The Yes Vote for Scottish independence takes its biggest ever Lead
The headline “The Yes Vote for Scottish independence takes its biggest ever Lead” would surely be good news for supporters of Scottish independence?
Colin Dunn explains: “Much justifiable concern at the apparent belief that higher Yes support will somehow force Johnson to change his mind about an S30. The opposite seems probable: the higher support goes the *less* likely he is to agree to that, as he won’t want to be seen as the last PM of the UK.”
This has become mainstream thinking in some of the fringes of the Yes movement.
It’s a bit like Ian Murray’s notion that the more Scottish Labour are rejected by voters the more right they are.
So follow this stream of logic …
The primary obstacle to independence is the SNP.
Alex Salmond and Craig Murray have been the subject of Deep State conspiracy (which ‘state’ is unclear).
There are no circumstances by which the British government will EVER give a Section 30 Order.
Anyone who suggests otherwise is a traitor/Yoon.
There is no reason to persuade others to support independence.
Having a specific commitment to independence in the 2021 manifesto is worthless & useless.
ALL of the MPs are traitorous backstabbers *insert reason here*.
Therefore … any sign of increased support is actually a hindrance to the ‘movement.’
And yet polling tells us …
23% of those who voted No in 2014 are now Yes.
Nearly half of Labour voters back independence.
79% of voters under the age of 25 back independence.
30% of remaining Labour supporters back Indy (+ 10% don’t know).
Only 68% of 2014 No voters would do so again.
Only *17%* of those aged 18-24 oppose independence.
As of today’s performance by Ruth Davidson the Unionist Fallback Heroine is a deeply flawed lame-duck leader.
And the increasingly desperate signs of the Unionist rump remain with Stephen Daisley’s bizarre column about ‘The case for a new Act of Union’ which proposes:
- The UK is a unitary state in which sovereignty rests exclusively with the Crown-in-Parliament at Westminster.
- The convention that the UK parliament does not legislate in devolved areas without Holyrood’s permission should come to an end.
- The permanence of the Scottish parliament (one of the many acts of violence committed against the Union by Cameron) should also cease.

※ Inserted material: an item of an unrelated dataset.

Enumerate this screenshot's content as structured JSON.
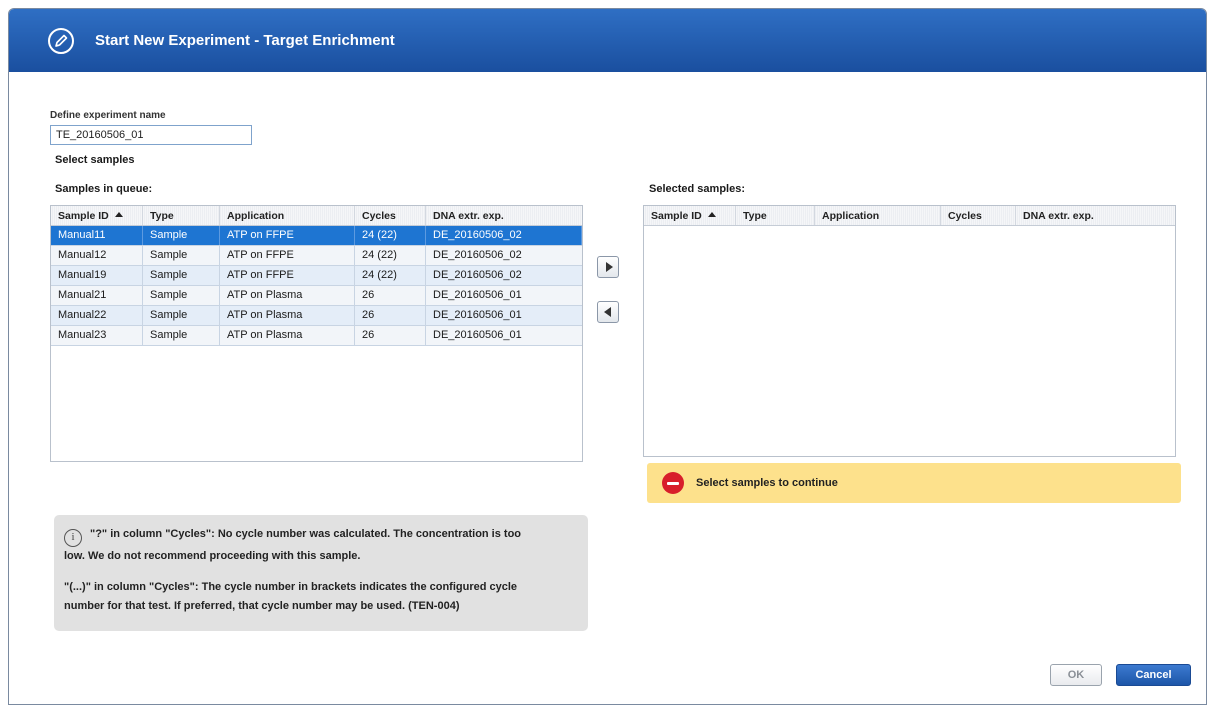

- The balance of powers between Holyrood and Westminster should be recalibrated and the principle adopted that any power not specifically devolved is reserved. Reserved matters should include elections, referendums and local government.
- Prohibit the expending of taxpayers’ money or parliamentary resources on reserved matters.
This is untenable and a sure sign of desperation and disarray.
The Times managed to shoehorn in a bad-headline into the news that “The SNP is on course for an unprecedented majority at Holyrood” with the “SNP support soars despite U-turn over exam results”.
This site has retained a critical eye and is deeply worried about key aspects of the SNP and Scottish Government’s policies – both micro and macro – and has spent the best half of a decade being attacked for being critical. We have – and are – deeply critical of education policy, of failure on environmental policy and more widely on the complete inability to create or structure the building blocks for independence in terms of currency, a National Bank, a national energy company and many of the other institutions that have been advocated by Commonweal (and others) for a very long time. This is all indefensible, and the corporate takeover that George Kerevan in his weekly economics columns and others have outlined in painful detail is all too real.
But – if you are absorbing the growing reality that – whether you like it or not – that Sturgeon’s caw canny approach during the pandemic has won over hordes of recalcitrant and unconvinced No voters – and still want to create another vehicle then it’s time to wake up. Politics is complex and movement building is difficult. My imagined process in which everyone agrees with my Left-Green analysis may not be what wins it.
None of the multiple ‘new parties’ seem credible in terms of strategy, funding, policies or clear-sighted politics, and none of the alternative routes forward seem to have ‘lift-off’ to make any discernible impact.
There are multiple ways that the movement can add to and disrupt politics – including radicalising the AUOB rallies, creating mass civil disobedience and NVDA – and there are multiple ways in which the SNP at Westminster can and should cause mayhem. The binary is not between blind-faith in the SNP and kookiedom. It is finding a path forward when EVERY indicator is that we are on the brink of a breakthrough.
Many of our apparent differences within the movement are resolvable and many of the Unionists problems are chronic and institutional.
Have faith in each other, be positive, be united in diversity, broaden and radicalise the movement, look to new ways of protest that engage people and keep the heid – our time will come.
Take heart from the shifts that are happening as Britain struggles through multiple crises and don’t destroy the opportunity that presents itself. This DOESN’T mean unquestioning of the SNP, it DOESN’T mean being an uncritical ally but it DOES mean going with the good energy and the good outcomes that are unraveling before us. The lockdown has taken its toll on all of us, but as we tentatively recover we can find new ways to deepen and widen the movement and move towards an invincible and unstoppable majority for radical change.